An unusual mixture of pop festival documentary and saucy teen comedy, Bread was exploitation filmmaker Stanley A. Long’s second attempt at what he called a “counter culture gimmick movie”. His first, Groupie Girl (1970), produced by Long, was based upon the real-life exploits of the film’s co-writer, Suzanne Mercer. Her encounters with rock musicians, as salaciously filtered through the distinctively seedy vision of director Derek Ford, had given Groupie Girl the grimy ring of truth, and the film made a lot of money. Unfortunately, despite its title – contemporary slang for cash – the more light-hearted Bread did not.
Tired of arguments with the censors, Long had curtailed his uneasy filmmaking partnership with Ford after Groupie Girl. Bread marked his directorial debut. Suzanne Mercer was back on board as scriptwriter (she was married to the saxophone player in Juicy Lucy, hence securing their performance for the film), but the seedy downbeat authenticity of its predecessor was gone. Bread was released in mid-1971 with a running time of approximately 79 minutes; even before the year ended prints had been pruned down to a double-bill-friendly 62. “I’m not entirely sure I knew what the hell I was making,” Long later admitted. “The distributors promoted it as a sex film, which it really wasn’t, and my first attempt at directing took some time to turn a decent profit at the box-office.” In retrospect, it’s not hard to see why.

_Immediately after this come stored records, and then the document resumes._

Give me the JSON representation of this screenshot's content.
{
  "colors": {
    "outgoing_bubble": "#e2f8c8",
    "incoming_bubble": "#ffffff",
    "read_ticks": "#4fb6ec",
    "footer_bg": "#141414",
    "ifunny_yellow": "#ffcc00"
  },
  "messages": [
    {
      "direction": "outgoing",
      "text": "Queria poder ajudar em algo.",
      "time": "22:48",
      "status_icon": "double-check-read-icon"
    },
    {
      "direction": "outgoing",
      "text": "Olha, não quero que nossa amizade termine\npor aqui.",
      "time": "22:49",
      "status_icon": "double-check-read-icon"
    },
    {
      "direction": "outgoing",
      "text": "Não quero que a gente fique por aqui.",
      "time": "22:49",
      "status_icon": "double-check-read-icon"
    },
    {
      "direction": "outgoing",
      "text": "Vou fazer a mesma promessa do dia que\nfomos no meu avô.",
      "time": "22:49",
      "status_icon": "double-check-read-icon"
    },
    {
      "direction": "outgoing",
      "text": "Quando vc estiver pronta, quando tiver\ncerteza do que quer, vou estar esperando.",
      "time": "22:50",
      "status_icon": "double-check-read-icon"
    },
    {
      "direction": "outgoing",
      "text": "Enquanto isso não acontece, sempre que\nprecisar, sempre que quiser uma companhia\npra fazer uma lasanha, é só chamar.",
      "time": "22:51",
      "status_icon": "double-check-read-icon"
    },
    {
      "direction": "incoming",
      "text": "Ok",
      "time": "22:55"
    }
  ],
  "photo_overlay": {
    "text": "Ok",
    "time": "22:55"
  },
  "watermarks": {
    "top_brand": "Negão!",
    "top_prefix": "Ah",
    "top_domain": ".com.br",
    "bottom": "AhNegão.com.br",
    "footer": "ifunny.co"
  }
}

Bread is too strange and erratic an amalgam of different film genres to really succeed. There’s not enough sex to make it a sex film; not enough music to make it a music film; and none of the sleazy drama that would move it into Groupie Girl territory. What there is in abundance is mild, cheeky comedy. With bulging tents, sexy ladies, a humorous, dim-witted bicycle-riding policeman, a smattering of very literal toilet gags and boxes and boxes of ‘BIG-UN’ sausage rolls, Bread emerges from the Carry On tradition, and foreshadows Long’s later Adventures series of saucy comedies. In this early accidental prototype, however, the balance is not right and the humour doesn’t quite work. The groovy cast do their best to appear naughty, but it ends up much as Today’s Cinema critic Marjorie Bilbow concluded: “far too recognisably a Cliff Richard musical with nudes and swearing”. Nonetheless, its cheerfully strange fusion of styles and genres make it entertaining and strangely compelling.
Extras: Mute outtakes (more nudity) and a rather amusing safe sex ed feature called Ave You Got a Male Assistant Please Miss?. While it starts out in a groaning manner by going over the statistics of unwanted pregnancies and abortions it gets a little better once its male protagonist goes on a quest for a condom. It runs over 4-minutes and has been decently restored as well.